> Entries taken from a collection
+ + +

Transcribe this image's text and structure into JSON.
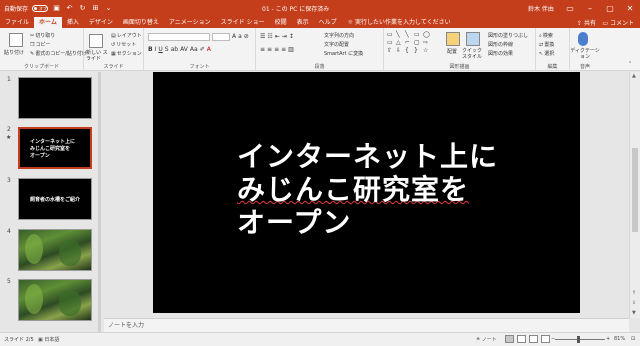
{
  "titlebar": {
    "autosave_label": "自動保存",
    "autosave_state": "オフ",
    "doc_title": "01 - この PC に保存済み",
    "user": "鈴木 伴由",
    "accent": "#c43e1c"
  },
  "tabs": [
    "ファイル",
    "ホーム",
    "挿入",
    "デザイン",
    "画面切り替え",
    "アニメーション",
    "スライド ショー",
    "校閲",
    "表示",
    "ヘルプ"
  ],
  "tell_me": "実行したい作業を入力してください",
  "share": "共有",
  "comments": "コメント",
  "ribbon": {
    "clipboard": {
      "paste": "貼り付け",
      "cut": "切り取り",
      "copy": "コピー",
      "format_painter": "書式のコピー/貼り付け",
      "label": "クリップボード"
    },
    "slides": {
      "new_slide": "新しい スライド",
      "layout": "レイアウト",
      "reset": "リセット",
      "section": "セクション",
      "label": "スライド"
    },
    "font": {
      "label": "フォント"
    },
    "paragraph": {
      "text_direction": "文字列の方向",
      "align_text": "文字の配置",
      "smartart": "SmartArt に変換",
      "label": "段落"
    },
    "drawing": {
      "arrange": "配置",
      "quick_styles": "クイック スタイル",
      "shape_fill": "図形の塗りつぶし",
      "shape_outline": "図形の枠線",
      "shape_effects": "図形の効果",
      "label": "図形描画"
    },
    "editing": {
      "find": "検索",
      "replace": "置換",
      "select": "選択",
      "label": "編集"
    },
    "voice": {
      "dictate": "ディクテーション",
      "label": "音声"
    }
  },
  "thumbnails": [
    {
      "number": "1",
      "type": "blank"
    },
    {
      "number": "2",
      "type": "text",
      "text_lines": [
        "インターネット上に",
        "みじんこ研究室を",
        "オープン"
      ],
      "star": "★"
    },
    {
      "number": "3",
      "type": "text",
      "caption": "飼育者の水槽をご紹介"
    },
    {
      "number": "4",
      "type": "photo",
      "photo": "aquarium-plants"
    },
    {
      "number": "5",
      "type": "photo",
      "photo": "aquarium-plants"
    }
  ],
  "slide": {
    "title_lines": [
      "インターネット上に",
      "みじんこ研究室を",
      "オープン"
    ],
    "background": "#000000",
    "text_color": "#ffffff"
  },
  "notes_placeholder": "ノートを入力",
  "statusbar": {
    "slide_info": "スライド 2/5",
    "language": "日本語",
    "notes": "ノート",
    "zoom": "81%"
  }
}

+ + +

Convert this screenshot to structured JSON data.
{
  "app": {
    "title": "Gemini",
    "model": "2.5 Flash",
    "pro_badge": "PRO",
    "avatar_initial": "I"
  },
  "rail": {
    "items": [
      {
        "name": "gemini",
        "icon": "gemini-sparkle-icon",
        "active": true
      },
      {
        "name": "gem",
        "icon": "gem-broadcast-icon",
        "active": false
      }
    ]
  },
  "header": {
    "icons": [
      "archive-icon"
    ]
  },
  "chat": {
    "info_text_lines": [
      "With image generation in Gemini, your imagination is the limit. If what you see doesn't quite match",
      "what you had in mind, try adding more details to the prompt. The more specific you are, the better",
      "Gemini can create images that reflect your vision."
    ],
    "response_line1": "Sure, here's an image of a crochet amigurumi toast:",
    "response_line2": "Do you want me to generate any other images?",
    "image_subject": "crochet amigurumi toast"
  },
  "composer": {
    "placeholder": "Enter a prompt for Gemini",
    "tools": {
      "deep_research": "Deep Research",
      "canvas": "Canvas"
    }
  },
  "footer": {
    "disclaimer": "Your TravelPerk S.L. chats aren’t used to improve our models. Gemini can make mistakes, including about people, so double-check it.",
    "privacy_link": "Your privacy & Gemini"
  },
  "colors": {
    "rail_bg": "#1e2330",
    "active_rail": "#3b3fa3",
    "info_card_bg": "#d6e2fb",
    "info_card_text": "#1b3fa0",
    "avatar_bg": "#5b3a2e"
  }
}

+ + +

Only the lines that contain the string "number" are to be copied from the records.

> Answer to the exercise
      "number": "1",
      "number": "2",
      "number": "3",
      "number": "4",
      "number": "5",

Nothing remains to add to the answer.